**INSTRUCTIONS TO FOLLOW**
Please copy every line below that contains the string "October".

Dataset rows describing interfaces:
════════
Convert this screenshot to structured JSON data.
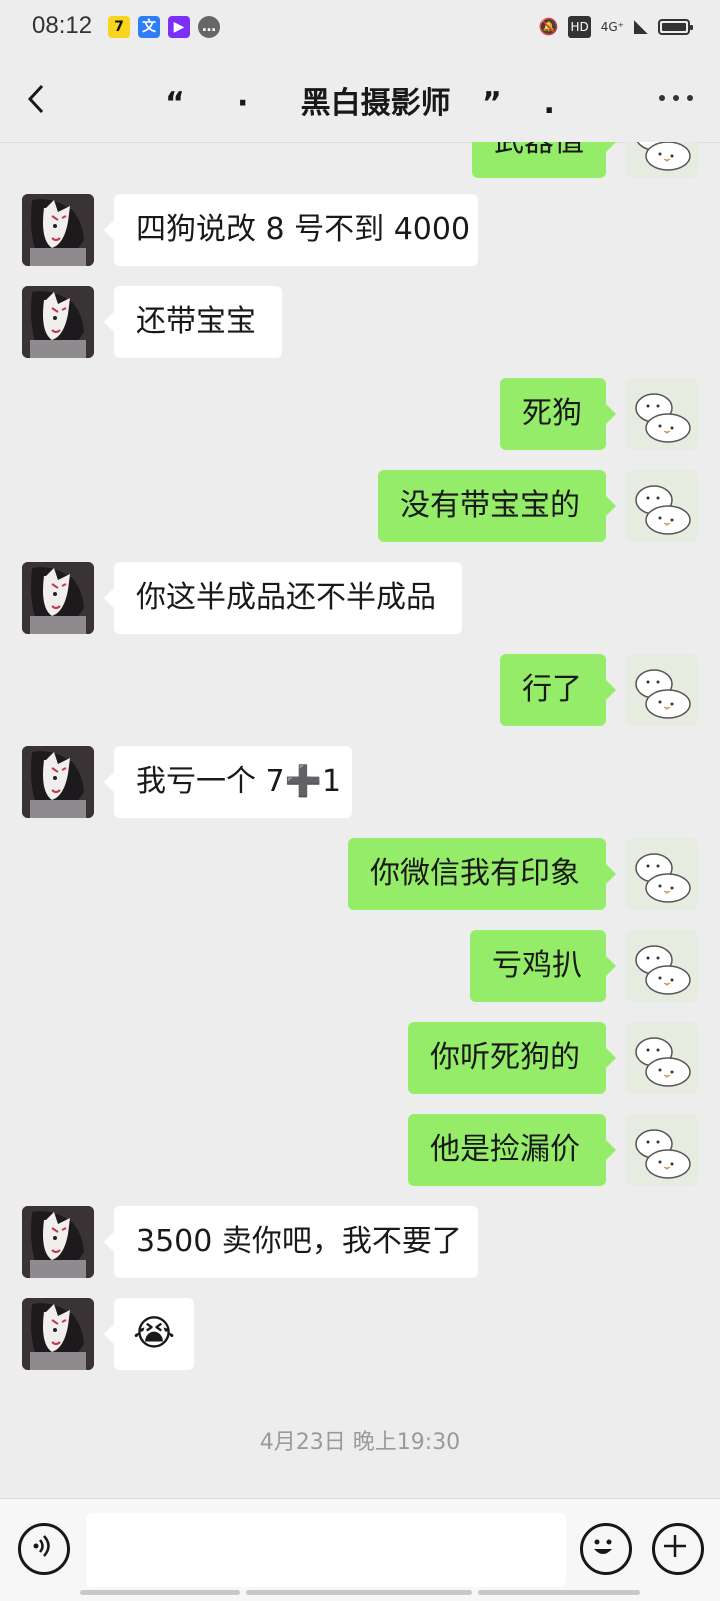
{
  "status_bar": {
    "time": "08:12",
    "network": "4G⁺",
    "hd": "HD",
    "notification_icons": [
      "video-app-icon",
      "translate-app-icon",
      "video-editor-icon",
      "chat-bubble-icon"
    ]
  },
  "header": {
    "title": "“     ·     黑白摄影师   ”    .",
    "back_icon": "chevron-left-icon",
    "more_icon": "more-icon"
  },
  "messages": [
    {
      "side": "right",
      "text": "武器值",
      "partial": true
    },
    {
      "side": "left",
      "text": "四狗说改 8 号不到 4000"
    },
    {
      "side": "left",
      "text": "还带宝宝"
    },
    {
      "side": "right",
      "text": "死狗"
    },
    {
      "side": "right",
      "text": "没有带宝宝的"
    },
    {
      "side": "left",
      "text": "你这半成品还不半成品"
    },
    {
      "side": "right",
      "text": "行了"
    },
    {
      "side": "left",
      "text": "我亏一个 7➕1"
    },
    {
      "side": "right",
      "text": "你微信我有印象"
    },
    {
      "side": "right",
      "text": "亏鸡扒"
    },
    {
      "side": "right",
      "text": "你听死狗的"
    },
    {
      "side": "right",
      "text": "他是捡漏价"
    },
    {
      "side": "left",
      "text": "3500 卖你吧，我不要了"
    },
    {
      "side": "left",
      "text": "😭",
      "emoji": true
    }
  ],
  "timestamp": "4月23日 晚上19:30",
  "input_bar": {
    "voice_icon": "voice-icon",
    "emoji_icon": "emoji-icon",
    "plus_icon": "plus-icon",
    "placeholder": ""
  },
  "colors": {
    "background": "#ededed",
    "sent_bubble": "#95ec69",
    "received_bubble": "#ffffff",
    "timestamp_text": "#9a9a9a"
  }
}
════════
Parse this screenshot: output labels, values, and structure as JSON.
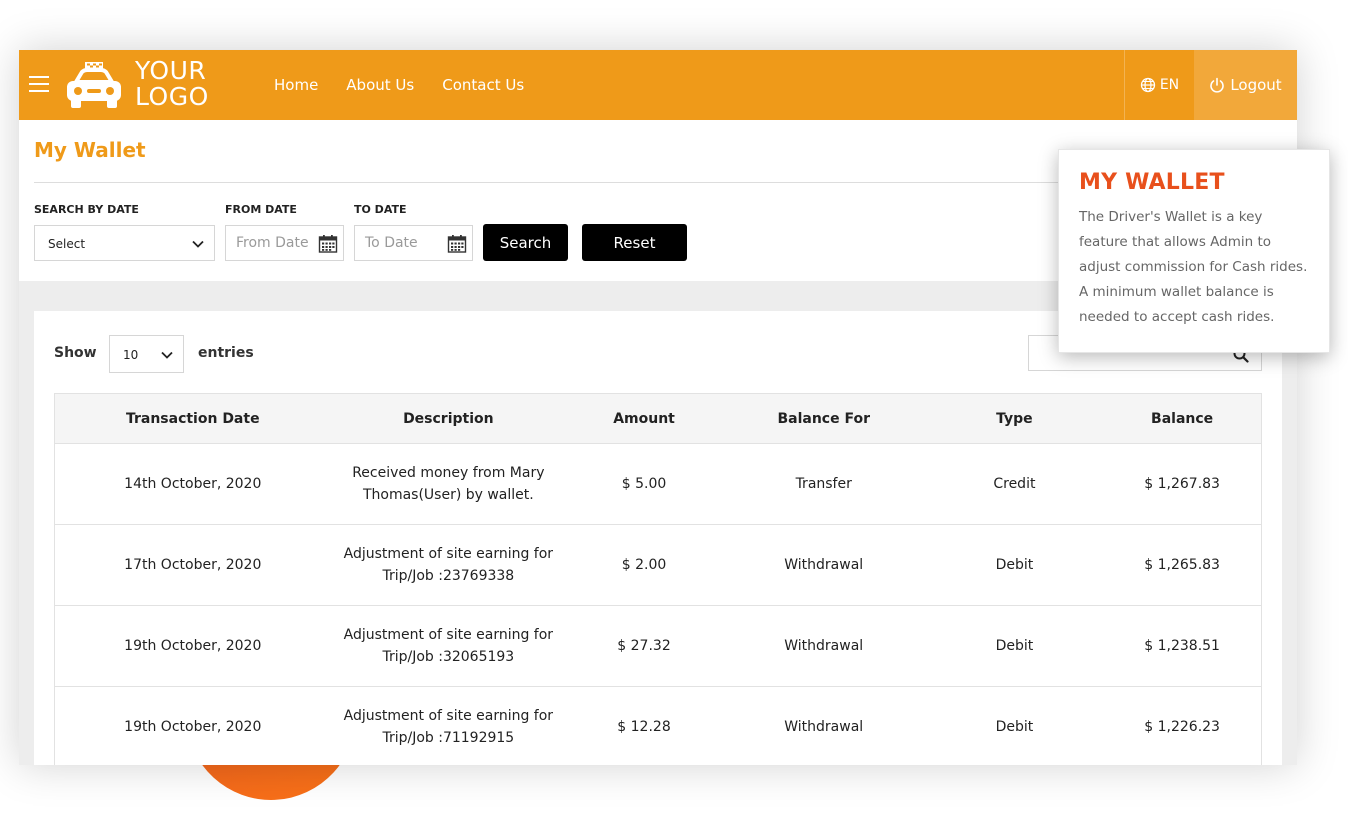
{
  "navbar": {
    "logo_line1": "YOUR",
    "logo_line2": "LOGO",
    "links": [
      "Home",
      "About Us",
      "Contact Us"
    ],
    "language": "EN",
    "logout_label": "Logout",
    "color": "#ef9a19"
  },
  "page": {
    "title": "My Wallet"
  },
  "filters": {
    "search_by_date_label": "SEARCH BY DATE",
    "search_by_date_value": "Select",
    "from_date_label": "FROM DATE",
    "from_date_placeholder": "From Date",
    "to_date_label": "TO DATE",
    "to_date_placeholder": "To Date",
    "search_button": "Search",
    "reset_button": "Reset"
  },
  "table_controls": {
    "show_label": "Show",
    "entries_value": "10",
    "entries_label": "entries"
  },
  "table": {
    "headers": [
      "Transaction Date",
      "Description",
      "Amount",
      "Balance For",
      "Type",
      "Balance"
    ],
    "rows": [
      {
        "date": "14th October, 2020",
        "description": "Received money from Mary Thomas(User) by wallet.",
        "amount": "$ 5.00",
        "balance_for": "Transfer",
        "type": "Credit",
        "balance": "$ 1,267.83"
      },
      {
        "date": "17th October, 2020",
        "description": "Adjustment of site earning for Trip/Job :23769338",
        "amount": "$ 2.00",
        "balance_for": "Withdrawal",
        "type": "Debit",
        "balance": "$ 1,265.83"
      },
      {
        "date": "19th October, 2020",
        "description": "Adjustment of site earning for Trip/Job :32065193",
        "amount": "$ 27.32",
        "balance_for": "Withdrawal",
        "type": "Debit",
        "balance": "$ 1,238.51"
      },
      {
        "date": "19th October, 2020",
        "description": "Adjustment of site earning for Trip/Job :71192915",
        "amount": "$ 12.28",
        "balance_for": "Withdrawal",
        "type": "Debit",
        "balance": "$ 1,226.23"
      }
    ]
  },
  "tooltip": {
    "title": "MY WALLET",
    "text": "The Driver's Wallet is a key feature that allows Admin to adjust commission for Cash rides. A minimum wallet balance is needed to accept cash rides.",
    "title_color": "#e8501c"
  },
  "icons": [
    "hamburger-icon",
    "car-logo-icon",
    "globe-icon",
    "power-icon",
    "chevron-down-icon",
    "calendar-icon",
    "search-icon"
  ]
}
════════
**ANSWER SECTION**
        "date": "14th October, 2020",
        "date": "17th October, 2020",
        "date": "19th October, 2020",
        "date": "19th October, 2020",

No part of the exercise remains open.